[Excerpts from a dataset]
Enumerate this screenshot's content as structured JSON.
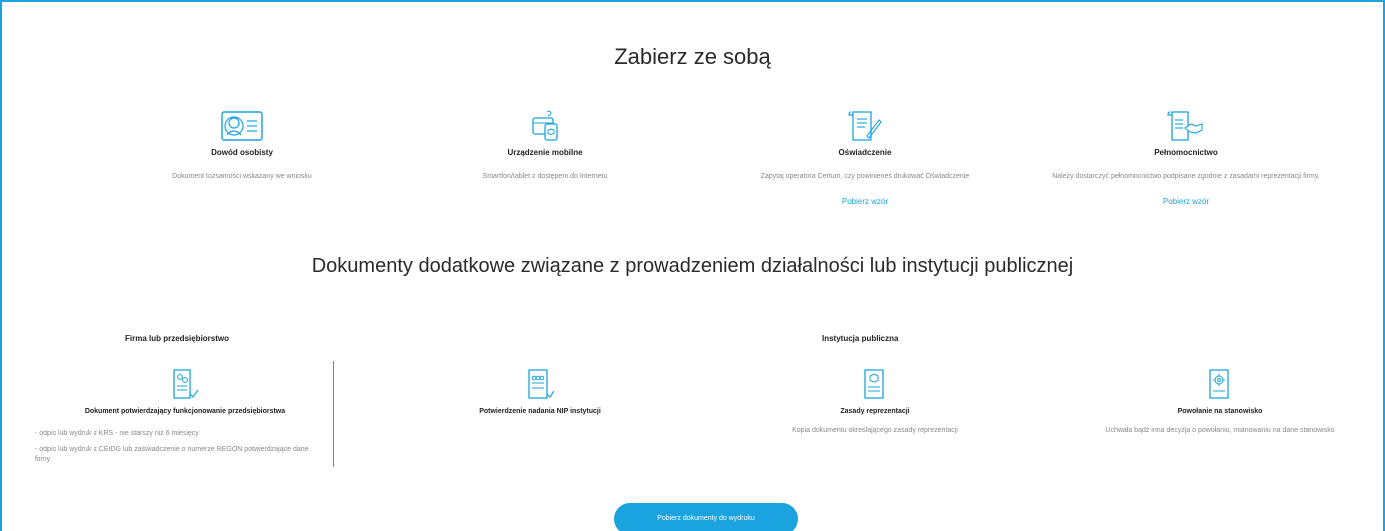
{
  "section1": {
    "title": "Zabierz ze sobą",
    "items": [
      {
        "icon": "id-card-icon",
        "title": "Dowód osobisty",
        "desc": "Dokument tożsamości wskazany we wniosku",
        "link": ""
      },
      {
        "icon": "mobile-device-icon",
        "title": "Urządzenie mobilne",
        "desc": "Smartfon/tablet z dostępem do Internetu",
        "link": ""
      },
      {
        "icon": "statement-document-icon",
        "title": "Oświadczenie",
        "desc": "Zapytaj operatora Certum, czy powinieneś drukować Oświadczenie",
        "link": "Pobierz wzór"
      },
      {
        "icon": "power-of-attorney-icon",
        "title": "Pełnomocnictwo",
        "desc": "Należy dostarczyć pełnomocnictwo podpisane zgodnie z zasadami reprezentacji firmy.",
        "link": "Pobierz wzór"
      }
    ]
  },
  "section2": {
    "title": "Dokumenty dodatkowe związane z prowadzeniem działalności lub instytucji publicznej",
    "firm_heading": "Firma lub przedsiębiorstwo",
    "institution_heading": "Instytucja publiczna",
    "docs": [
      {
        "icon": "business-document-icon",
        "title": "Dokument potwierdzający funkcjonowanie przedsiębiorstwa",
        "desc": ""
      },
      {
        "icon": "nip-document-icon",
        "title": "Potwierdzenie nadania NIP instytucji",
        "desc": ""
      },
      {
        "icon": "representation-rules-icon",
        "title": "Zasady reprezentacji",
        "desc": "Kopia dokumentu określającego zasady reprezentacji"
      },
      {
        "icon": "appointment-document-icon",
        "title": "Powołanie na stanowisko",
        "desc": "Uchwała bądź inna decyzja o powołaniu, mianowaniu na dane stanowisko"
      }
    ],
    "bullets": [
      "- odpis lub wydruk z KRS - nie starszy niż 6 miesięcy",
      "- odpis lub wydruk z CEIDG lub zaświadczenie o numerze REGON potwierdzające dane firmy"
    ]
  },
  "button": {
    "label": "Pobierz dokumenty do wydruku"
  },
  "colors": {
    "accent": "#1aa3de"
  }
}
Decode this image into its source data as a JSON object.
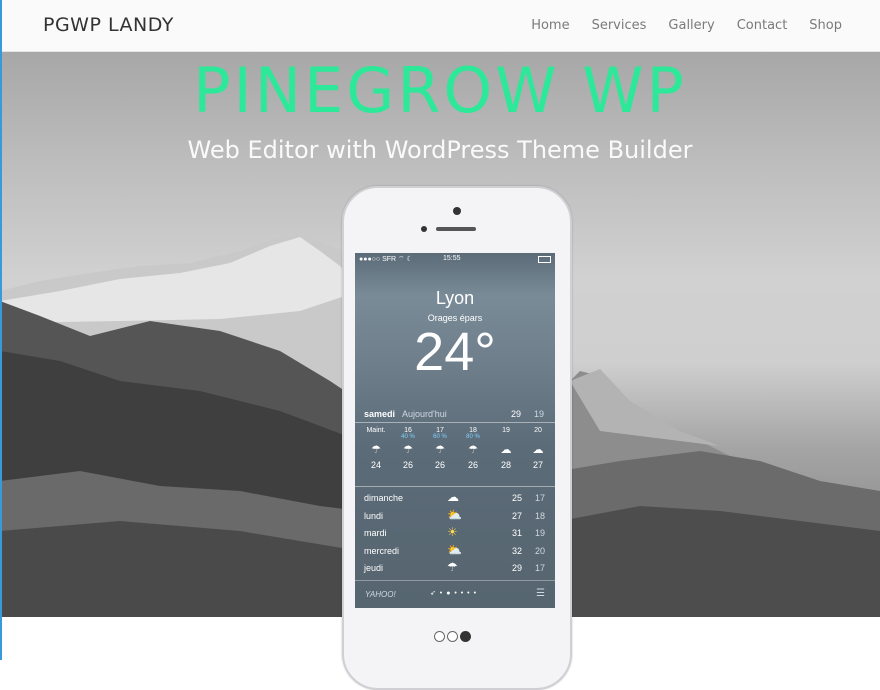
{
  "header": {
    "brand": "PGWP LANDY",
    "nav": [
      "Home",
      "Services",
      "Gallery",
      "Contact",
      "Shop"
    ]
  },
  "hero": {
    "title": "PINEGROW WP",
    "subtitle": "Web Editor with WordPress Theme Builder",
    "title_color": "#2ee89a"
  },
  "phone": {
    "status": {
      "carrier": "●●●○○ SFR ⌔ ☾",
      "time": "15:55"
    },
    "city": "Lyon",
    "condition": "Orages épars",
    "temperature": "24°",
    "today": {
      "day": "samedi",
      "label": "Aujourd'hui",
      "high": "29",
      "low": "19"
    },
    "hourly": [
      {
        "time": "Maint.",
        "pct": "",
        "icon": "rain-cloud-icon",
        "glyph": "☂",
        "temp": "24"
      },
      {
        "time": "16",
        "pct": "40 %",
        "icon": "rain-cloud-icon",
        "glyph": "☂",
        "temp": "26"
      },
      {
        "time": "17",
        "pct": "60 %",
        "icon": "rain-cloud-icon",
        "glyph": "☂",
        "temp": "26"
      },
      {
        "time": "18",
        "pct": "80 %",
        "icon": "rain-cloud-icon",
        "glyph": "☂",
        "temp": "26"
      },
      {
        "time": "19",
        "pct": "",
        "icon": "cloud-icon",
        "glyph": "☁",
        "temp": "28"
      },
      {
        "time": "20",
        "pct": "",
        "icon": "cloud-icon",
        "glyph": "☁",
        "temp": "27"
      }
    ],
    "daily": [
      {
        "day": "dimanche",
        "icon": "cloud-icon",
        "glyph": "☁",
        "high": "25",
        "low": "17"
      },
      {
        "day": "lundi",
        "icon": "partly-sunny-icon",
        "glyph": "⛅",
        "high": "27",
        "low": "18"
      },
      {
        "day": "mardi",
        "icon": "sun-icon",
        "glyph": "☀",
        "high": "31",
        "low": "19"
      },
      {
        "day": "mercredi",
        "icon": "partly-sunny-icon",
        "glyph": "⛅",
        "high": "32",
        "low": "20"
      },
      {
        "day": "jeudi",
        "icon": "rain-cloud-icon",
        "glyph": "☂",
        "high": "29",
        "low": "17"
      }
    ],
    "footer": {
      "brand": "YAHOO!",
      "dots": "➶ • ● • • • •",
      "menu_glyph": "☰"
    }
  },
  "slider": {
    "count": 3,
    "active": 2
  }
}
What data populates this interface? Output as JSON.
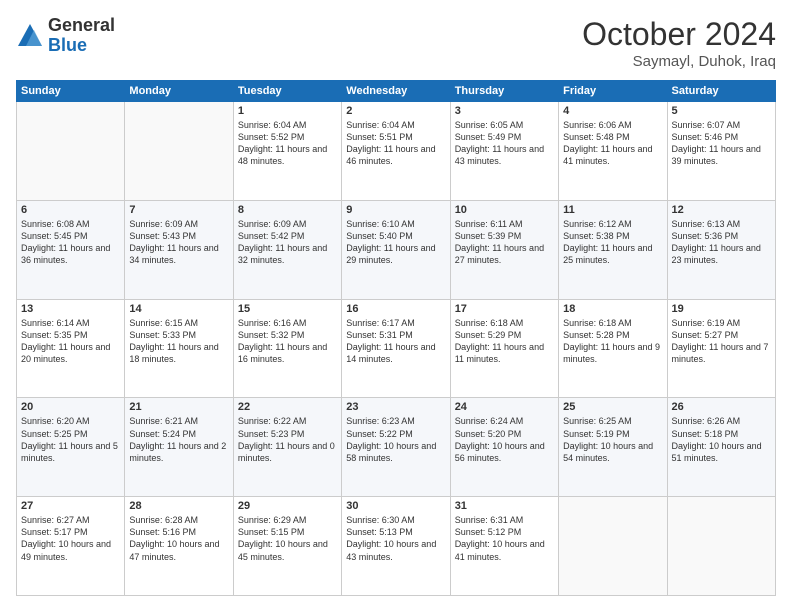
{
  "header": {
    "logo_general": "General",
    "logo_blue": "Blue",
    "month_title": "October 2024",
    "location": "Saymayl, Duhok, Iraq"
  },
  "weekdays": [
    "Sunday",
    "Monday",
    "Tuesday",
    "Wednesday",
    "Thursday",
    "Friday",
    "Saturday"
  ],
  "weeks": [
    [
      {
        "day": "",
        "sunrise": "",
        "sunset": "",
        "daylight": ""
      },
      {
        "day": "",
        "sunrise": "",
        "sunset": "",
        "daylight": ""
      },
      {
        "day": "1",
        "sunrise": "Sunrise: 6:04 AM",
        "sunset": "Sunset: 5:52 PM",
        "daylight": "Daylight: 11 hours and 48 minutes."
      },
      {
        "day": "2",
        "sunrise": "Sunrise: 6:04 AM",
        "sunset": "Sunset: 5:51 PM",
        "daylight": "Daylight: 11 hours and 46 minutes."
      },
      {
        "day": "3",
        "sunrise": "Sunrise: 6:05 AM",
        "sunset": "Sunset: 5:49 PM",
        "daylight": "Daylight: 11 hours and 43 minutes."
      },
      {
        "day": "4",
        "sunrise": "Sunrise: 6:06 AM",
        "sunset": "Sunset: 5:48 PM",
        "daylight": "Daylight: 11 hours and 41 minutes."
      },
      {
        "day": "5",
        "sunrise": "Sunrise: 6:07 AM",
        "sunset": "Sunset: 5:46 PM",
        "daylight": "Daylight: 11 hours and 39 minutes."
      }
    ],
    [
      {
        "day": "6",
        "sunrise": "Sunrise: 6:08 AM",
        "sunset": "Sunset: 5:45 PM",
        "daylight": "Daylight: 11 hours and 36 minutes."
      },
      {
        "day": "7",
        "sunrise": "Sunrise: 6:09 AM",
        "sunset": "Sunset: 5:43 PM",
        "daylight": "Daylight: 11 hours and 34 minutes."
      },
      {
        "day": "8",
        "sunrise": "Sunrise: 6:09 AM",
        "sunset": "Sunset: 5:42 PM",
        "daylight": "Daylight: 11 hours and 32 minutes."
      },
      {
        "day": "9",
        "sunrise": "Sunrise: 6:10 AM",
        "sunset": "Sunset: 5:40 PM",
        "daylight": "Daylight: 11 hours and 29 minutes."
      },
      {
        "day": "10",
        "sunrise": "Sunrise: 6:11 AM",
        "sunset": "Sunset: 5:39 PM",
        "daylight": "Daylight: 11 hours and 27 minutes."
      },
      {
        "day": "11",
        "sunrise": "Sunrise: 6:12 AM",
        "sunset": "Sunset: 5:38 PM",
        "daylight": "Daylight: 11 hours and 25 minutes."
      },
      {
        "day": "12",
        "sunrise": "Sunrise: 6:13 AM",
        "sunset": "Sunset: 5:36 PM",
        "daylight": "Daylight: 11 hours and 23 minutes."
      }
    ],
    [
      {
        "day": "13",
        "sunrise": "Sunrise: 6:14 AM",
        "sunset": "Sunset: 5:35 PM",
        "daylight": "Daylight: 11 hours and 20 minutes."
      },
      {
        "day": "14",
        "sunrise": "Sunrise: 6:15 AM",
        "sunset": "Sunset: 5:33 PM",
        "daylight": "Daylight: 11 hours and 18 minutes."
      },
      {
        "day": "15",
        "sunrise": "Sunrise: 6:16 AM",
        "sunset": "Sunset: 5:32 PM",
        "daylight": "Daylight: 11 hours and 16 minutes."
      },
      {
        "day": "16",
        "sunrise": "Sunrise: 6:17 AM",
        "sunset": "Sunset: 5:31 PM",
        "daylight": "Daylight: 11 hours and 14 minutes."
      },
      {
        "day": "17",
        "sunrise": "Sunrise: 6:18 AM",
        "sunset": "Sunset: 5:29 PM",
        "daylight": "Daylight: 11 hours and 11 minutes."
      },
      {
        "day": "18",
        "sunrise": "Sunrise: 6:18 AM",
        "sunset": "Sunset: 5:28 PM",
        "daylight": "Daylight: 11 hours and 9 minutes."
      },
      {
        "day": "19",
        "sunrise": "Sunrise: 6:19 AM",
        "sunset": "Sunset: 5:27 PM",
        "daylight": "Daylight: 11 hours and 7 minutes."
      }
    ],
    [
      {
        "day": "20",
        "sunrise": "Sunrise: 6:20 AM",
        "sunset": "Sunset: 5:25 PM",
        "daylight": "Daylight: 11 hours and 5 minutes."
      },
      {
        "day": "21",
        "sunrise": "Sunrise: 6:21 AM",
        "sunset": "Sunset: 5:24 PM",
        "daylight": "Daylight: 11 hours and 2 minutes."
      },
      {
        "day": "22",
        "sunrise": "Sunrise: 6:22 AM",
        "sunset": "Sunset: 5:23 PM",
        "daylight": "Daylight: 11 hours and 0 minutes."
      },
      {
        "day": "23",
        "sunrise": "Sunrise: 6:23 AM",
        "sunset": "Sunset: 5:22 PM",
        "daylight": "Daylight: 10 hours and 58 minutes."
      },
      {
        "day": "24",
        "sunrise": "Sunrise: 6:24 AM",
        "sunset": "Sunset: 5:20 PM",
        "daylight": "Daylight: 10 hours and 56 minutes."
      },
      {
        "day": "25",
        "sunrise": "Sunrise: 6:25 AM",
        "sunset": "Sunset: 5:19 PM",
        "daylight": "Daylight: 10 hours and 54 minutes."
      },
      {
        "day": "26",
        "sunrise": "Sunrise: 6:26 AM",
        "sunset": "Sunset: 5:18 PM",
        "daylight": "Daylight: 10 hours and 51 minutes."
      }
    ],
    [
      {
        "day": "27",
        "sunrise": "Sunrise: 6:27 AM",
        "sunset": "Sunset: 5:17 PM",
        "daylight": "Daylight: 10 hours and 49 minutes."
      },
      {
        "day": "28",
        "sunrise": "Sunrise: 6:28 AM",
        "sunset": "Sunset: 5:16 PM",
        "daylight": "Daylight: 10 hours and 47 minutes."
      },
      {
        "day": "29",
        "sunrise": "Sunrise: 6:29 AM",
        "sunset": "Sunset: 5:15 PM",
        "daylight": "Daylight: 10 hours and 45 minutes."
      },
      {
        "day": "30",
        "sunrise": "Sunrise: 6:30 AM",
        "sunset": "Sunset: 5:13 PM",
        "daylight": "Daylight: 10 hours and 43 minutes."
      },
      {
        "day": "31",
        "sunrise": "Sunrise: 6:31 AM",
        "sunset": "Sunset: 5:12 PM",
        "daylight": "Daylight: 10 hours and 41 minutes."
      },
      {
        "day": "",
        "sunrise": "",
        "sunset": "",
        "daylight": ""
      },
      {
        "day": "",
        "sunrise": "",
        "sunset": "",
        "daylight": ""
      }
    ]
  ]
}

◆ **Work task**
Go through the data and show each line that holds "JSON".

◆ **Response to this task**
Enumerate this screenshot's content as structured JSON.
Decode this image into its source data as a JSON object.
What data populates this interface? Output as JSON.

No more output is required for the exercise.